Anyone who saw 2008’s In Bruges – which, ideally, is everyone — has good reason to be excited for writer/director Martin McDonagh’s follow-up Seven Psychopaths, and few will have cause to be disappointed.

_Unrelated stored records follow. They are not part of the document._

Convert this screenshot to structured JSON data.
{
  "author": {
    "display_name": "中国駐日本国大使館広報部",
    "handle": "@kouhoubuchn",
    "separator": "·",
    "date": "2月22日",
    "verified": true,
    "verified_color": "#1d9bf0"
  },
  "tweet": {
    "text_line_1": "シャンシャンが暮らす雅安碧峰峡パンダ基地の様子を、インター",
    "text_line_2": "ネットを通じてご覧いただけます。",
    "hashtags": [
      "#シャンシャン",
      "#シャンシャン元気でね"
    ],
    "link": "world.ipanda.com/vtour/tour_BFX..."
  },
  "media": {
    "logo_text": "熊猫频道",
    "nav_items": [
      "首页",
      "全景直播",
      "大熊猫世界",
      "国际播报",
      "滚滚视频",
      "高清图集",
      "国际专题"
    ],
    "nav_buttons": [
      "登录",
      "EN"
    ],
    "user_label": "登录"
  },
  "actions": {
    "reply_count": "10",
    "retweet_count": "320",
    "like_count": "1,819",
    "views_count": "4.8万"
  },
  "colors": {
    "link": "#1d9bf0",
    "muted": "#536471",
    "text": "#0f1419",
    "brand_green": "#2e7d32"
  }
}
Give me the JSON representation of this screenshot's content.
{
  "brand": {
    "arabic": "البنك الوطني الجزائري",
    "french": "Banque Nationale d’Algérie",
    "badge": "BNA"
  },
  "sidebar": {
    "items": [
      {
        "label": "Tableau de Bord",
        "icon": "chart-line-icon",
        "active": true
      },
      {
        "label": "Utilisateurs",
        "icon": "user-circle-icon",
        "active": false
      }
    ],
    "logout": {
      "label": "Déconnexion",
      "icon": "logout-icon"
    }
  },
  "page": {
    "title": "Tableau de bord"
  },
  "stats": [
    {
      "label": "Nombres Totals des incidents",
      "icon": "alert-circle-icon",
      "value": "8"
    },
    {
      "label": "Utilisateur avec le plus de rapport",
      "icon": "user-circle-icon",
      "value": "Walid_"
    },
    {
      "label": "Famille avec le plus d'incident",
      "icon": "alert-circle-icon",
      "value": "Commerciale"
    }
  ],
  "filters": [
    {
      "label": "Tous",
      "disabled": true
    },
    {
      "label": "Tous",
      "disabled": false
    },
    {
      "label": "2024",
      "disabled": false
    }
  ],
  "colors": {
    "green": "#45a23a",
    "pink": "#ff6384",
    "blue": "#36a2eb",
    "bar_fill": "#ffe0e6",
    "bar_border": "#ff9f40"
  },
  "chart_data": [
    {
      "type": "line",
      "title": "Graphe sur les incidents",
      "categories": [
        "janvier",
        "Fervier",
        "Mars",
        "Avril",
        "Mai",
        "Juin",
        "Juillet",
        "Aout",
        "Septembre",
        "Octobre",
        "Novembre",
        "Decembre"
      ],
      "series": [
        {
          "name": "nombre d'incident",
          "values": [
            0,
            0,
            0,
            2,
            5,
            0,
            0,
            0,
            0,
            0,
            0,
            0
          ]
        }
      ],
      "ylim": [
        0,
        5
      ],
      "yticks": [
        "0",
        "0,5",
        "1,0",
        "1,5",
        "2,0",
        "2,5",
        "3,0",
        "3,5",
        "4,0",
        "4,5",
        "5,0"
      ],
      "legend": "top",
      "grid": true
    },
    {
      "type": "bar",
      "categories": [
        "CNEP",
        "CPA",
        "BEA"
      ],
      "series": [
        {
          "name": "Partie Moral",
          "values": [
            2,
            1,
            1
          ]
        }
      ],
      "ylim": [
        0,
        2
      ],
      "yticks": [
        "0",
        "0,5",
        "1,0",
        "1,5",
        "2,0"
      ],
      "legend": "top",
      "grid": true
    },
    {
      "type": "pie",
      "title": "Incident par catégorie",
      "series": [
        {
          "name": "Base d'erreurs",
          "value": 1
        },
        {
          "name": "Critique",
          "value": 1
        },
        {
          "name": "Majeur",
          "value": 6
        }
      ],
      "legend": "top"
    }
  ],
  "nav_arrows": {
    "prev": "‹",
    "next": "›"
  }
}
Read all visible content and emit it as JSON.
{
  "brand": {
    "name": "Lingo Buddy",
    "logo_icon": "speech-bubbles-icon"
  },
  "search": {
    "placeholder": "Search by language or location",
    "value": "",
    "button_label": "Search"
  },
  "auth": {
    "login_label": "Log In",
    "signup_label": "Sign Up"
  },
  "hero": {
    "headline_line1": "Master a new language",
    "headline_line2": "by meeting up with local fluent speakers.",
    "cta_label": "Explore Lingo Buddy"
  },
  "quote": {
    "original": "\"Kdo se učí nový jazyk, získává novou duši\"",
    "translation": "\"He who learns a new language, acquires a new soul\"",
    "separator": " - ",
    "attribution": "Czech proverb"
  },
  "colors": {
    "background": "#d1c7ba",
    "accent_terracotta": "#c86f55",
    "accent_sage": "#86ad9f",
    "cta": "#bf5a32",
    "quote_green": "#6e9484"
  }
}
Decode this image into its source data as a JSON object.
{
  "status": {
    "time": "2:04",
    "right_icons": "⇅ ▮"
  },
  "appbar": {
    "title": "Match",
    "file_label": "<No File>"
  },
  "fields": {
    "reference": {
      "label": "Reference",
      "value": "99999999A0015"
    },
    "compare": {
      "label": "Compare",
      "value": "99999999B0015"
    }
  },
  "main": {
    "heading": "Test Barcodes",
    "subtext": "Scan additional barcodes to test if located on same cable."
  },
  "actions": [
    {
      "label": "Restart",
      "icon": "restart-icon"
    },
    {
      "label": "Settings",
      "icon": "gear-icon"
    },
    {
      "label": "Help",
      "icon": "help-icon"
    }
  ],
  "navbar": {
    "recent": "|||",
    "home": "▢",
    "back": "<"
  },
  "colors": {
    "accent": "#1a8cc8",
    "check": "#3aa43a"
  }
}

An uproariously funny, gleefully violent, delightfully meta and spectacularly original black comedy set in the unglamorous world of LA gangsters, screenwriters and dog-nappers, Seven Psychopaths plays like an irreverent cross between Adaptation and Lock, Stock and Two Smoking Barrels, and features brilliant comedic performances from an immensely talented cast.
Re-teaming with McDonagh after delivering a career best performance as In Bruges’ traumatised hitman Ray, Colin Farrell plays Martin, an alcoholic Irish writer struggling to finish a screenplay entitled – wouldn’t you know it – “Seven Psychopaths”. His best friend Billy (Sam Rockell; Moon), who runs a lucrative dog-napping business with his devout associate Hans (Christopher Walken; Pulp Fiction), attempts to inspire Martin with tales of real life maniacs, only to inadvertently expose him to one after abducting the beloved Shih Tzu of a highly unstable gangster (Woody Harrelson; Rampart).
An unapologetic cocktail of profanity and carnage, Seven Psychopaths is tonally less ambitious than In Bruges, forgoing the existentialist drama for a more straightforward black comedy. McDonagh’s roots as a playwright are obvious, once again demonstrating his ability to weave inventive plotlines and pen hilariously conversational dialogue – traits that, upon his arrival with In Bruges, garnered understandable if unintentionally reductive comparisons to the writing of Quentin Tarantino.
But if anything, McDonagh’s sly subversions of gangster genre conventions are more of a reaction to Tarantino (or at least his early work) than a rendition. Seven Psychopaths operates as a reflection on violence in movies, shining a mirror on its own silliness and gratuitousness with wicked self-deprecating humour. Martin bemoans the need for a payoff even as the film he’s in veers unavoidably towards its blood-soaked finale, while Billy’s own attempts at screenwriting – played out in one of several hysterically gory fantasy sequences – suggest our heroes are even bigger nut-jobs than their enemies.
The ensemble – a cinephile’s wet dream – is uniformly great. Colin Farrell, playing it straight, reacts with perfect frustration to the increasing absurdity of what is happening to him; Rockwell, in contrast, bounds about with energetic abandon, disturbingly unperturbed by the chaos. The unmistakable Chris Walken is as good as he’s ever been as the emotional epicentre of the film, while Woody Harrelson is having so much fun as the villain he can barely keep the grin from his face. Watching on, neither could I; this really is exceptional cinema.
Seven Psychopaths was reviewed as part of our coverage of the 2012 Toronto International Film Festival.